The Academy is a bit of a toughie if you’re not an up and coming indie band and I have to say that of all the venues in Oxford, it’s not the one I expected to see Eliza Carthy performing in. A testament to her then that the place was pretty much packed out.
Proving that even the most consummate of professionals slip up sometimes it quickly emerged that she’d forgotten her accordion. Laughing it off and ducking backstage usually wouldn’t be any kind of problem, however coupled with the stifling heat it left her battling a restless crowd who took at least until the second half of opener Little Big Man to re-focus their attentions. Nevertheless, her deep and rasping voice had pulled in even the most wayward of stragglers before the start of second track Hansel (Breadcrumbs), a spin on the old fable of Hansel which she confesses beforehand actually never mentions Hansel once, and the first of many tracks to be played from her latest release Neptune.
Album opener Blood On My Boots is similarly an undoubted highlight of the recording, but it stands out further once you’ve heard firsthand the real life experience it came out of, with Carthy explaining a trip to the premiere of Jerry Springer The Opera in London and the retrospectively humorous set of circumstances she found herself in that night. It occurs to me then that this is part of Carthy’s charm, a natural ability to talk and connect with her audience and a genuine down-to-earth-ness. Her success and longevity also owe a lot to the abundance of sounds she can turn a fiddle and accordion to, albeit with a band behind her. Her fiddle prowess is demonstrated no better than during Mr Magnifico, which gets the biggest audience rise of the night.

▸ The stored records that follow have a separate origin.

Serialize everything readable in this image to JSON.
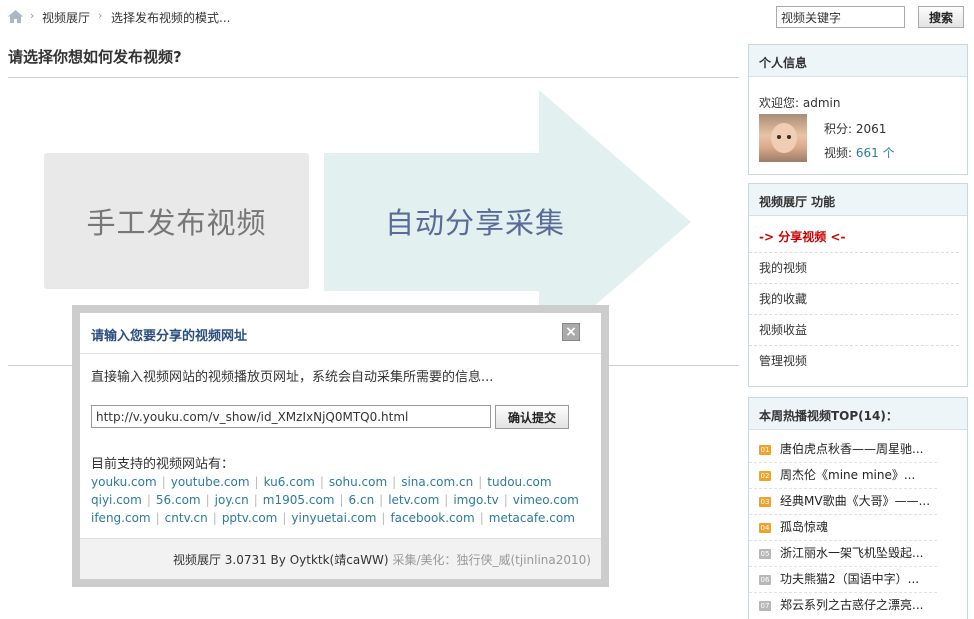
{
  "breadcrumb": {
    "items": [
      "视频展厅",
      "选择发布视频的模式..."
    ],
    "separator": "›"
  },
  "search": {
    "value": "视频关键字",
    "button_label": "搜索"
  },
  "main": {
    "title": "请选择你想如何发布视频?",
    "manual_label": "手工发布视频",
    "auto_label": "自动分享采集"
  },
  "dialog": {
    "title": "请输入您要分享的视频网址",
    "close_label": "×",
    "description": "直接输入视频网站的视频播放页网址，系统会自动采集所需要的信息...",
    "url_value": "http://v.youku.com/v_show/id_XMzIxNjQ0MTQ0.html",
    "submit_label": "确认提交",
    "sites_title": "目前支持的视频网站有：",
    "site_rows": [
      [
        "youku.com",
        "youtube.com",
        "ku6.com",
        "sohu.com",
        "sina.com.cn",
        "tudou.com"
      ],
      [
        "qiyi.com",
        "56.com",
        "joy.cn",
        "m1905.com",
        "6.cn",
        "letv.com",
        "imgo.tv",
        "vimeo.com"
      ],
      [
        "ifeng.com",
        "cntv.cn",
        "pptv.com",
        "yinyuetai.com",
        "facebook.com",
        "metacafe.com"
      ]
    ],
    "footer_main": "视频展厅 3.0731 By Oytktk(靖саWW)",
    "footer_credit": "采集/美化：独行侠_威(tjinlina2010)"
  },
  "profile": {
    "header": "个人信息",
    "welcome": "欢迎您: admin",
    "points": "积分: 2061",
    "videos_label": "视频:",
    "videos_value": "661 个"
  },
  "functions": {
    "header": "视频展厅 功能",
    "items": [
      "-> 分享视频 <-",
      "我的视频",
      "我的收藏",
      "视频收益",
      "管理视频"
    ]
  },
  "hot": {
    "header": "本周热播视频TOP(14)：",
    "items": [
      {
        "rank": "01",
        "title": "唐伯虎点秋香——周星驰..."
      },
      {
        "rank": "02",
        "title": "周杰伦《mine mine》..."
      },
      {
        "rank": "03",
        "title": "经典MV歌曲《大哥》——..."
      },
      {
        "rank": "04",
        "title": "孤岛惊魂"
      },
      {
        "rank": "05",
        "title": "浙江丽水一架飞机坠毁起..."
      },
      {
        "rank": "06",
        "title": "功夫熊猫2（国语中字）..."
      },
      {
        "rank": "07",
        "title": "郑云系列之古惑仔之漂亮..."
      }
    ]
  },
  "colors": {
    "link": "#2d7a9e",
    "dialog_title": "#2b4f81",
    "share_item": "#cc0000",
    "arrow": "#e2f0f0",
    "hot_badge": "#f0a32b"
  }
}
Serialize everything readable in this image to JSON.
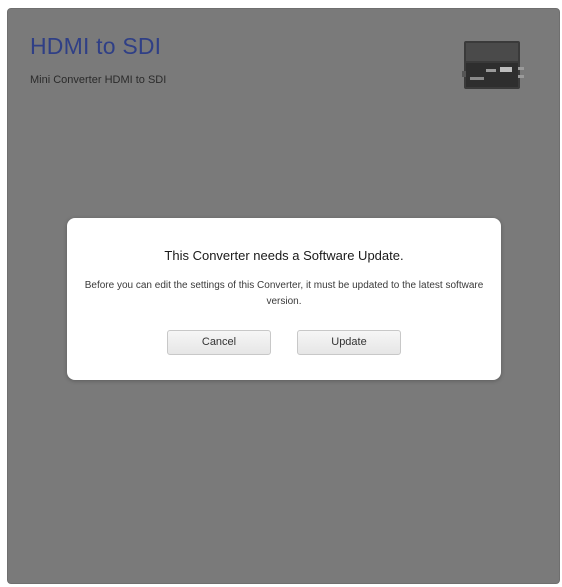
{
  "header": {
    "title": "HDMI to SDI",
    "subtitle": "Mini Converter HDMI to SDI",
    "device_image": "mini-converter-device"
  },
  "dialog": {
    "title": "This Converter needs a Software Update.",
    "message": "Before you can edit the settings of this Converter, it must be updated to the latest software version.",
    "cancel_label": "Cancel",
    "update_label": "Update"
  },
  "colors": {
    "background": "#7a7a7a",
    "title": "#2f3f86",
    "dialog": "#ffffff"
  }
}
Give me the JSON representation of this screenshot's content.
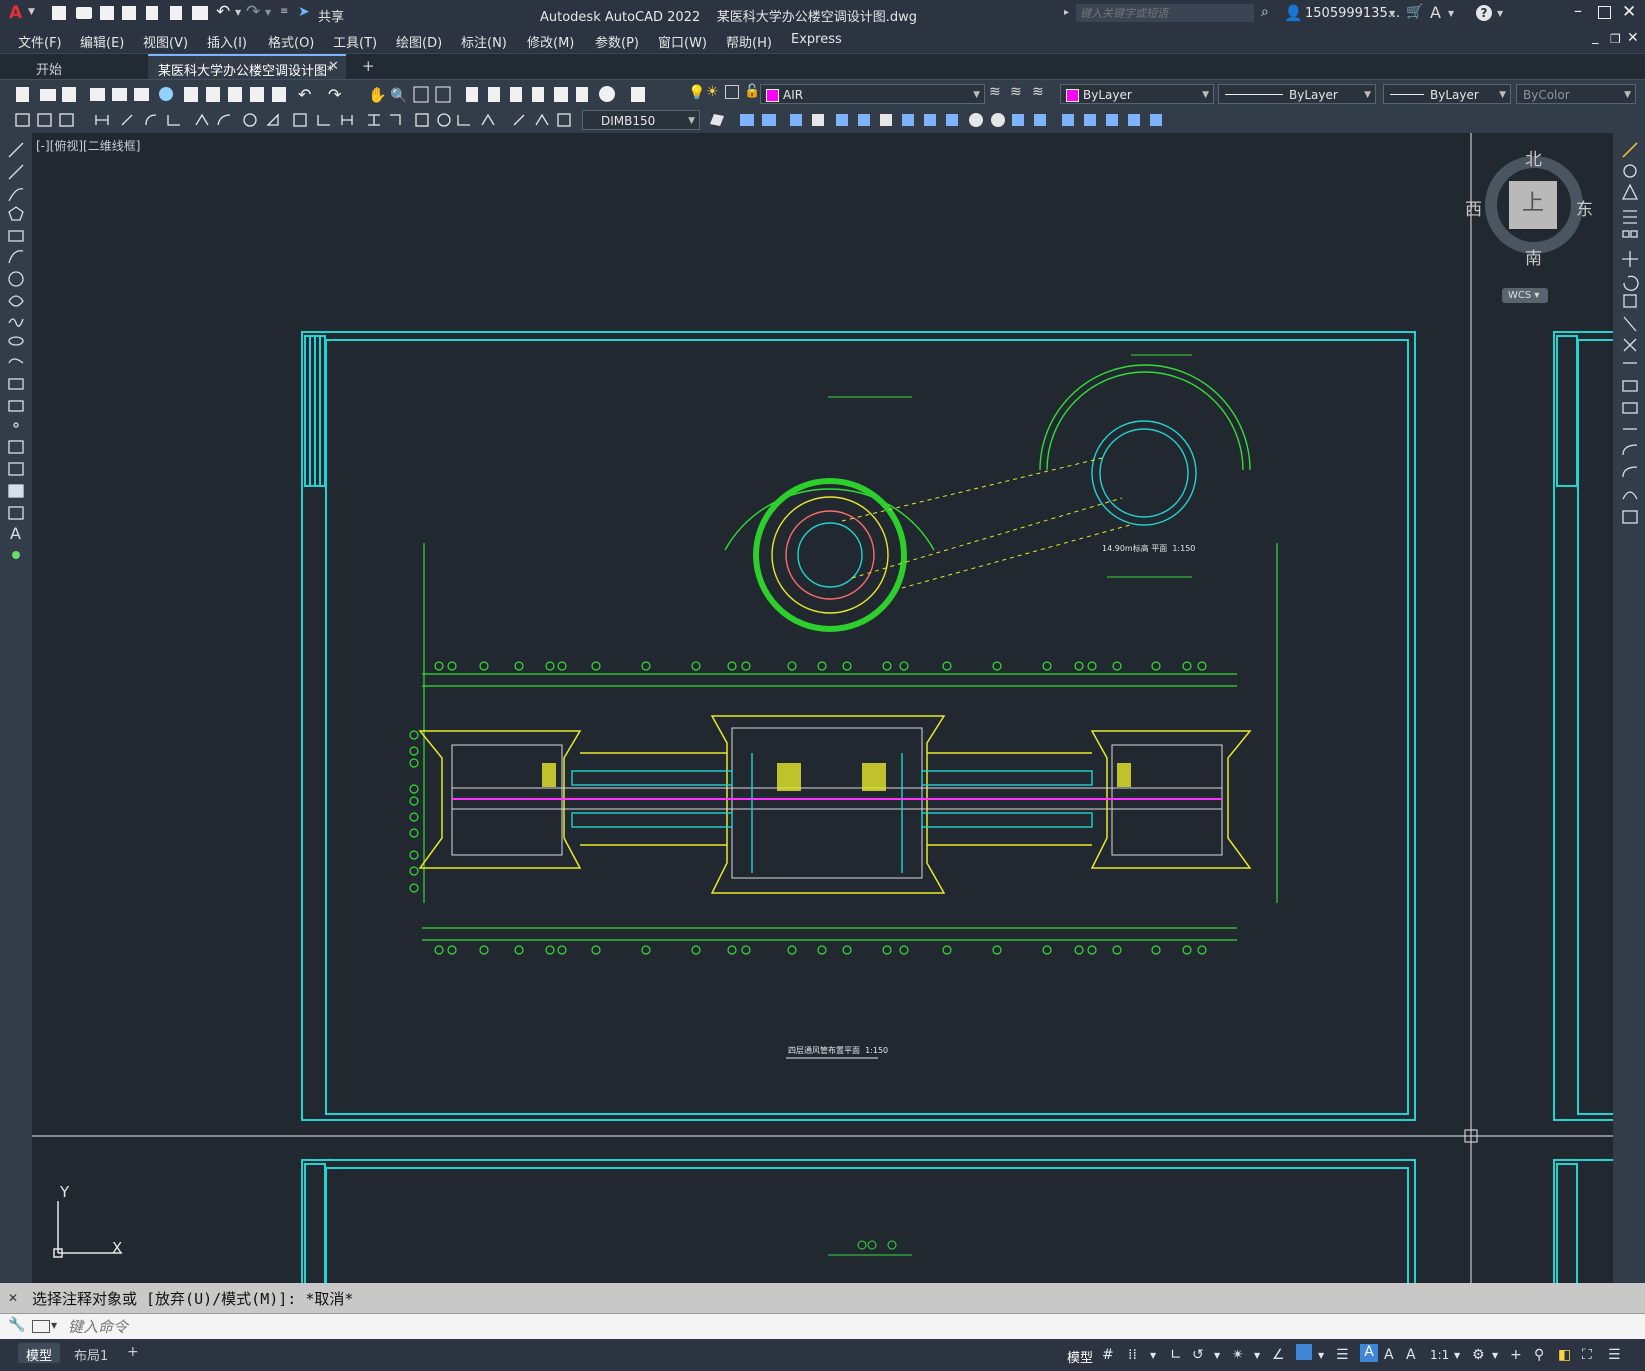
{
  "app": {
    "title": "Autodesk AutoCAD 2022    某医科大学办公楼空调设计图.dwg",
    "logo": "A",
    "share_label": "共享",
    "search_placeholder": "键入关键字或短语",
    "user": "1505999135...",
    "accent_color": "#c8102e"
  },
  "menu": [
    "文件(F)",
    "编辑(E)",
    "视图(V)",
    "插入(I)",
    "格式(O)",
    "工具(T)",
    "绘图(D)",
    "标注(N)",
    "修改(M)",
    "参数(P)",
    "窗口(W)",
    "帮助(H)",
    "Express"
  ],
  "tabs": {
    "start": "开始",
    "active": "某医科大学办公楼空调设计图*",
    "add": "+"
  },
  "toolbar": {
    "layer": "AIR",
    "layer_color": "#ff00ff",
    "color": "ByLayer",
    "color_swatch": "#ff00ff",
    "linetype": "ByLayer",
    "lineweight": "ByLayer",
    "plotstyle": "ByColor",
    "dimstyle": "DIMB150"
  },
  "viewport": {
    "label": "[-][俯视][二维线框]"
  },
  "viewcube": {
    "north": "北",
    "south": "南",
    "east": "东",
    "west": "西",
    "top": "上",
    "wcs": "WCS"
  },
  "drawing": {
    "plan_title": "四层通风管布置平面  1:150",
    "roof_title": "14.90m标高 平面  1:150"
  },
  "ucs": {
    "x": "X",
    "y": "Y"
  },
  "command": {
    "history": "选择注释对象或 [放弃(U)/模式(M)]: *取消*",
    "placeholder": "键入命令"
  },
  "layout_tabs": [
    "模型",
    "布局1",
    "+"
  ],
  "status": {
    "model": "模型",
    "scale": "1:1"
  }
}
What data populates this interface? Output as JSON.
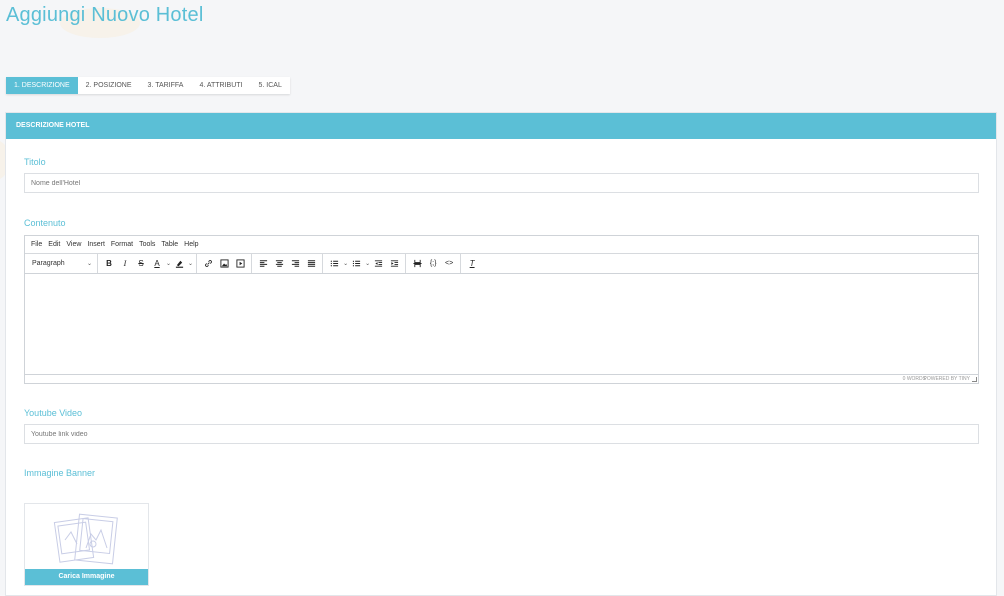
{
  "page": {
    "title": "Aggiungi Nuovo Hotel"
  },
  "tabs": [
    {
      "label": "1. DESCRIZIONE",
      "active": true
    },
    {
      "label": "2. POSIZIONE",
      "active": false
    },
    {
      "label": "3. TARIFFA",
      "active": false
    },
    {
      "label": "4. ATTRIBUTI",
      "active": false
    },
    {
      "label": "5. ICAL",
      "active": false
    }
  ],
  "section": {
    "header": "DESCRIZIONE HOTEL"
  },
  "titolo": {
    "label": "Titolo",
    "placeholder": "Nome dell'Hotel",
    "value": ""
  },
  "contenuto": {
    "label": "Contenuto",
    "menu": [
      "File",
      "Edit",
      "View",
      "Insert",
      "Format",
      "Tools",
      "Table",
      "Help"
    ],
    "block_format": "Paragraph",
    "toolbar_icons": [
      "bold-icon",
      "italic-icon",
      "strikethrough-icon",
      "text-color-icon",
      "highlight-icon",
      "link-icon",
      "image-icon",
      "media-icon",
      "align-left-icon",
      "align-center-icon",
      "align-right-icon",
      "align-justify-icon",
      "numbered-list-icon",
      "bullet-list-icon",
      "outdent-icon",
      "indent-icon",
      "page-break-icon",
      "code-sample-icon",
      "source-code-icon",
      "clear-formatting-icon"
    ],
    "word_count": "0 WORDS",
    "powered_by": "POWERED BY TINY"
  },
  "youtube": {
    "label": "Youtube Video",
    "placeholder": "Youtube link video",
    "value": ""
  },
  "banner": {
    "label": "Immagine Banner",
    "button_label": "Carica Immagine"
  },
  "colors": {
    "accent": "#5bbfd6",
    "background": "#f5f6f8"
  }
}
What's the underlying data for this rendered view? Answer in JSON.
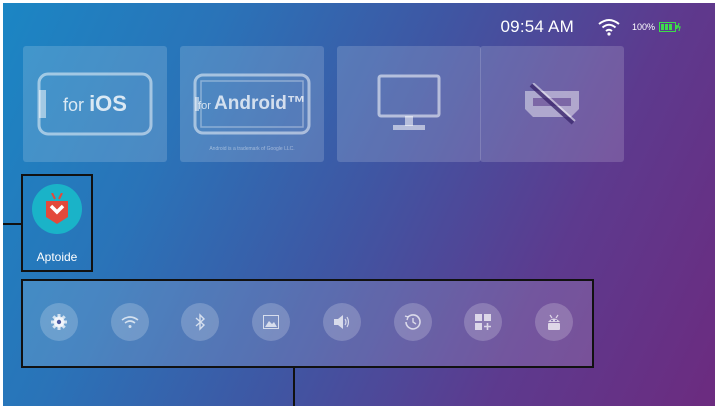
{
  "status": {
    "time": "09:54 AM",
    "battery_percent": "100%",
    "battery_level": 1.0,
    "charging": true,
    "wifi_icon": "wifi-icon"
  },
  "tiles": [
    {
      "id": "ios",
      "prefix": "for",
      "name": "iOS",
      "icon": "iphone-icon"
    },
    {
      "id": "android",
      "prefix": "for",
      "name": "Android™",
      "note": "Android is a trademark of Google LLC.",
      "icon": "android-phone-icon"
    },
    {
      "id": "monitor",
      "icon": "monitor-icon"
    },
    {
      "id": "hdmi-off",
      "icon": "hdmi-disconnected-icon"
    }
  ],
  "apps": [
    {
      "label": "Aptoide",
      "icon": "aptoide-icon",
      "accent": "#1ab3c8"
    }
  ],
  "dock": [
    {
      "icon": "gear-icon"
    },
    {
      "icon": "wifi-icon"
    },
    {
      "icon": "bluetooth-icon"
    },
    {
      "icon": "image-icon"
    },
    {
      "icon": "volume-icon"
    },
    {
      "icon": "history-icon"
    },
    {
      "icon": "apps-add-icon"
    },
    {
      "icon": "android-icon"
    }
  ],
  "colors": {
    "gradient_start": "#1b86c4",
    "gradient_end": "#6c2b7f",
    "battery_green": "#3ddc4a"
  }
}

Whilst for me War was a standout track, it was Monkey which seemed to get the biggest reaction from the rest of the audience of any track from the latest release. That is of course until Britain Is A Carpark, a song which includes ‘chavvy potatoes’ in Spanish, a phrase which she admits ‘I invented, but it’s my song, so ner’. Kudos. Once again it seems that Carthy continues to break the mould, never allowing herself to be shoehorned into the ‘traditional folk’ category.